Exercise description: Each entry, as given, must be output unchanged.

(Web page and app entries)
= Beginning of Section =

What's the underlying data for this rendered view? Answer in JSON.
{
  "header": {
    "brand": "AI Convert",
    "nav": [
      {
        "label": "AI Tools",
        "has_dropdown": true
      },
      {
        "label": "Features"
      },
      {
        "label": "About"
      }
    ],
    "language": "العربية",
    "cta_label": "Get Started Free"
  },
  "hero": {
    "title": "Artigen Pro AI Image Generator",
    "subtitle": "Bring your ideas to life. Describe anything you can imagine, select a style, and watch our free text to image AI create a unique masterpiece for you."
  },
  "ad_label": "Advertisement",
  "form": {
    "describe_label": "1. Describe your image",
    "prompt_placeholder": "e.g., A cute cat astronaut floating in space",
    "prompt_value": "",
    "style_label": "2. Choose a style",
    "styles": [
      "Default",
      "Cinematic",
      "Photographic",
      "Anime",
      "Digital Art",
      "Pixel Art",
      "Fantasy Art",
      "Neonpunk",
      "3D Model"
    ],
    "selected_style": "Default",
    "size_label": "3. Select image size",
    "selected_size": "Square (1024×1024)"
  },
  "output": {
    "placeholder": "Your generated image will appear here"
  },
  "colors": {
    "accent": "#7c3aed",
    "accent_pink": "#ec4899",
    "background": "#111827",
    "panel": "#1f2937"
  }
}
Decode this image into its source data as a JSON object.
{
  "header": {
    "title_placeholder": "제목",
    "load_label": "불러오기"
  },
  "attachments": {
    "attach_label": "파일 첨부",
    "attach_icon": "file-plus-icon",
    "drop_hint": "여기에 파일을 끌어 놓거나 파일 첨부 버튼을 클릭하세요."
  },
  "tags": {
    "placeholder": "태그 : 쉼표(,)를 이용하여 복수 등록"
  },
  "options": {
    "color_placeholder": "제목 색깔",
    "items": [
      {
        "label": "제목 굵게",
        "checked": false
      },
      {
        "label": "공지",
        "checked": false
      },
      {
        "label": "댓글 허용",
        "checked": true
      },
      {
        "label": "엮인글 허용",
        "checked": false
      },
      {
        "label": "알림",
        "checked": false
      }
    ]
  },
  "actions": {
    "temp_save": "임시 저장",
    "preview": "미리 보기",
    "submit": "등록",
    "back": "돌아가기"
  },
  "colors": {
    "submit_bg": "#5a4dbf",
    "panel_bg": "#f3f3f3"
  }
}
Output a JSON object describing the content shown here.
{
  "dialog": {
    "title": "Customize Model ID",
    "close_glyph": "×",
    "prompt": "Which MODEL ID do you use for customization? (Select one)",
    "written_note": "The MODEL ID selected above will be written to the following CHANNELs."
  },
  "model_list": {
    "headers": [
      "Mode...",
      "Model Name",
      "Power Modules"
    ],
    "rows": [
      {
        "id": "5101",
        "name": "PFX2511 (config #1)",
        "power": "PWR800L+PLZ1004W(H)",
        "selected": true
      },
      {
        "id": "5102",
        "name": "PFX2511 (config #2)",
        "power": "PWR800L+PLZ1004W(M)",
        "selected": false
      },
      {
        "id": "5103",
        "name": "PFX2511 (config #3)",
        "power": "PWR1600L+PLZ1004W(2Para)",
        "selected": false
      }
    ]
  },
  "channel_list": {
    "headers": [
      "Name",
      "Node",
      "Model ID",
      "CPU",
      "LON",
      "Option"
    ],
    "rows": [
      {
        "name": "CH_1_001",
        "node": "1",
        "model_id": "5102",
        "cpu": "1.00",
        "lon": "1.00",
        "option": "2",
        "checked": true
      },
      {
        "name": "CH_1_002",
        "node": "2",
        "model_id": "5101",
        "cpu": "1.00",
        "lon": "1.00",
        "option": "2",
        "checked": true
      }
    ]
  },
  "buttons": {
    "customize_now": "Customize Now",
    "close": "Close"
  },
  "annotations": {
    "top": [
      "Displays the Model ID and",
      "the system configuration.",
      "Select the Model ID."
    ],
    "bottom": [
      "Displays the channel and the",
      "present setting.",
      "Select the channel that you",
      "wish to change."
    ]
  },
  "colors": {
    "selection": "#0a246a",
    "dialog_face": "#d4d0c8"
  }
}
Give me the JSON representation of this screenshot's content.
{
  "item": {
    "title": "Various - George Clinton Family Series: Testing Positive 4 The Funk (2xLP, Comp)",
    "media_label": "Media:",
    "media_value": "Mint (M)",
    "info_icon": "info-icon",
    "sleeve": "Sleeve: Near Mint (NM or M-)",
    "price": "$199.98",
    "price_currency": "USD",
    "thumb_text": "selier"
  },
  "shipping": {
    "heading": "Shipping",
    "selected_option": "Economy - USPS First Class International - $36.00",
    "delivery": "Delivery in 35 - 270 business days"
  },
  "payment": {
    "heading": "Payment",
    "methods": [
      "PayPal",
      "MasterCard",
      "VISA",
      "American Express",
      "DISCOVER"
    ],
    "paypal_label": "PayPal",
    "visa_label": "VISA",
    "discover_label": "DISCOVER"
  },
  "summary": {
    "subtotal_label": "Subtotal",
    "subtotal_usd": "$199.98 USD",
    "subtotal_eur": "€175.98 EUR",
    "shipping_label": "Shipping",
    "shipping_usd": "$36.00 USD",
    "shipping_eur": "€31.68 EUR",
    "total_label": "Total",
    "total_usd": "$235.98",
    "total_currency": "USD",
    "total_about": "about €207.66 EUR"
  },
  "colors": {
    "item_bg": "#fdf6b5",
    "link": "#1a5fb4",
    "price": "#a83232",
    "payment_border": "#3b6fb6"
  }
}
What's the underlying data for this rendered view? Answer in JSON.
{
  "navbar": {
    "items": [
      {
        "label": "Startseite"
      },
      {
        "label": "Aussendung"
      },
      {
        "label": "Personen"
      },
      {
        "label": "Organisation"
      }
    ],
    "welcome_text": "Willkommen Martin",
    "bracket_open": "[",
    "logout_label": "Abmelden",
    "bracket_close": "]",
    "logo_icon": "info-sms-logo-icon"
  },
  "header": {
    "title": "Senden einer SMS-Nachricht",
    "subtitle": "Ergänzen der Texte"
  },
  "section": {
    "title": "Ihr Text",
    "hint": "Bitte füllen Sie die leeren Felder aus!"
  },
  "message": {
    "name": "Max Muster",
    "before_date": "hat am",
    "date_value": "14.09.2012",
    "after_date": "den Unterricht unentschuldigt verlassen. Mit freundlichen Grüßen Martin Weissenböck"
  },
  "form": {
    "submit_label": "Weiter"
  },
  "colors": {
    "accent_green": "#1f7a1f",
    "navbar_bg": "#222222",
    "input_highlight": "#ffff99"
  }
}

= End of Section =

Problem solution:
What's the underlying data for this rendered view? Answer in JSON.
{
  "header": {
    "brand": "AI Convert",
    "nav": [
      {
        "label": "AI Tools",
        "has_dropdown": true
      },
      {
        "label": "Features"
      },
      {
        "label": "About"
      }
    ],
    "language": "العربية",
    "cta_label": "Get Started Free"
  },
  "hero": {
    "title": "Artigen Pro AI Image Generator",
    "subtitle": "Bring your ideas to life. Describe anything you can imagine, select a style, and watch our free text to image AI create a unique masterpiece for you."
  },
  "ad_label": "Advertisement",
  "form": {
    "describe_label": "1. Describe your image",
    "prompt_placeholder": "e.g., A cute cat astronaut floating in space",
    "prompt_value": "",
    "style_label": "2. Choose a style",
    "styles": [
      "Default",
      "Cinematic",
      "Photographic",
      "Anime",
      "Digital Art",
      "Pixel Art",
      "Fantasy Art",
      "Neonpunk",
      "3D Model"
    ],
    "selected_style": "Default",
    "size_label": "3. Select image size",
    "selected_size": "Square (1024×1024)"
  },
  "output": {
    "placeholder": "Your generated image will appear here"
  },
  "colors": {
    "accent": "#7c3aed",
    "accent_pink": "#ec4899",
    "background": "#111827",
    "panel": "#1f2937"
  }
}
Decode this image into its source data as a JSON object.
{
  "header": {
    "title_placeholder": "제목",
    "load_label": "불러오기"
  },
  "attachments": {
    "attach_label": "파일 첨부",
    "attach_icon": "file-plus-icon",
    "drop_hint": "여기에 파일을 끌어 놓거나 파일 첨부 버튼을 클릭하세요."
  },
  "tags": {
    "placeholder": "태그 : 쉼표(,)를 이용하여 복수 등록"
  },
  "options": {
    "color_placeholder": "제목 색깔",
    "items": [
      {
        "label": "제목 굵게",
        "checked": false
      },
      {
        "label": "공지",
        "checked": false
      },
      {
        "label": "댓글 허용",
        "checked": true
      },
      {
        "label": "엮인글 허용",
        "checked": false
      },
      {
        "label": "알림",
        "checked": false
      }
    ]
  },
  "actions": {
    "temp_save": "임시 저장",
    "preview": "미리 보기",
    "submit": "등록",
    "back": "돌아가기"
  },
  "colors": {
    "submit_bg": "#5a4dbf",
    "panel_bg": "#f3f3f3"
  }
}
Output a JSON object describing the content shown here.
{
  "dialog": {
    "title": "Customize Model ID",
    "close_glyph": "×",
    "prompt": "Which MODEL ID do you use for customization? (Select one)",
    "written_note": "The MODEL ID selected above will be written to the following CHANNELs."
  },
  "model_list": {
    "headers": [
      "Mode...",
      "Model Name",
      "Power Modules"
    ],
    "rows": [
      {
        "id": "5101",
        "name": "PFX2511 (config #1)",
        "power": "PWR800L+PLZ1004W(H)",
        "selected": true
      },
      {
        "id": "5102",
        "name": "PFX2511 (config #2)",
        "power": "PWR800L+PLZ1004W(M)",
        "selected": false
      },
      {
        "id": "5103",
        "name": "PFX2511 (config #3)",
        "power": "PWR1600L+PLZ1004W(2Para)",
        "selected": false
      }
    ]
  },
  "channel_list": {
    "headers": [
      "Name",
      "Node",
      "Model ID",
      "CPU",
      "LON",
      "Option"
    ],
    "rows": [
      {
        "name": "CH_1_001",
        "node": "1",
        "model_id": "5102",
        "cpu": "1.00",
        "lon": "1.00",
        "option": "2",
        "checked": true
      },
      {
        "name": "CH_1_002",
        "node": "2",
        "model_id": "5101",
        "cpu": "1.00",
        "lon": "1.00",
        "option": "2",
        "checked": true
      }
    ]
  },
  "buttons": {
    "customize_now": "Customize Now",
    "close": "Close"
  },
  "annotations": {
    "top": [
      "Displays the Model ID and",
      "the system configuration.",
      "Select the Model ID."
    ],
    "bottom": [
      "Displays the channel and the",
      "present setting.",
      "Select the channel that you",
      "wish to change."
    ]
  },
  "colors": {
    "selection": "#0a246a",
    "dialog_face": "#d4d0c8"
  }
}
Give me the JSON representation of this screenshot's content.
{
  "item": {
    "title": "Various - George Clinton Family Series: Testing Positive 4 The Funk (2xLP, Comp)",
    "media_label": "Media:",
    "media_value": "Mint (M)",
    "info_icon": "info-icon",
    "sleeve": "Sleeve: Near Mint (NM or M-)",
    "price": "$199.98",
    "price_currency": "USD",
    "thumb_text": "selier"
  },
  "shipping": {
    "heading": "Shipping",
    "selected_option": "Economy - USPS First Class International - $36.00",
    "delivery": "Delivery in 35 - 270 business days"
  },
  "payment": {
    "heading": "Payment",
    "methods": [
      "PayPal",
      "MasterCard",
      "VISA",
      "American Express",
      "DISCOVER"
    ],
    "paypal_label": "PayPal",
    "visa_label": "VISA",
    "discover_label": "DISCOVER"
  },
  "summary": {
    "subtotal_label": "Subtotal",
    "subtotal_usd": "$199.98 USD",
    "subtotal_eur": "€175.98 EUR",
    "shipping_label": "Shipping",
    "shipping_usd": "$36.00 USD",
    "shipping_eur": "€31.68 EUR",
    "total_label": "Total",
    "total_usd": "$235.98",
    "total_currency": "USD",
    "total_about": "about €207.66 EUR"
  },
  "colors": {
    "item_bg": "#fdf6b5",
    "link": "#1a5fb4",
    "price": "#a83232",
    "payment_border": "#3b6fb6"
  }
}
What's the underlying data for this rendered view? Answer in JSON.
{
  "navbar": {
    "items": [
      {
        "label": "Startseite"
      },
      {
        "label": "Aussendung"
      },
      {
        "label": "Personen"
      },
      {
        "label": "Organisation"
      }
    ],
    "welcome_text": "Willkommen Martin",
    "bracket_open": "[",
    "logout_label": "Abmelden",
    "bracket_close": "]",
    "logo_icon": "info-sms-logo-icon"
  },
  "header": {
    "title": "Senden einer SMS-Nachricht",
    "subtitle": "Ergänzen der Texte"
  },
  "section": {
    "title": "Ihr Text",
    "hint": "Bitte füllen Sie die leeren Felder aus!"
  },
  "message": {
    "name": "Max Muster",
    "before_date": "hat am",
    "date_value": "14.09.2012",
    "after_date": "den Unterricht unentschuldigt verlassen. Mit freundlichen Grüßen Martin Weissenböck"
  },
  "form": {
    "submit_label": "Weiter"
  },
  "colors": {
    "accent_green": "#1f7a1f",
    "navbar_bg": "#222222",
    "input_highlight": "#ffff99"
  }
}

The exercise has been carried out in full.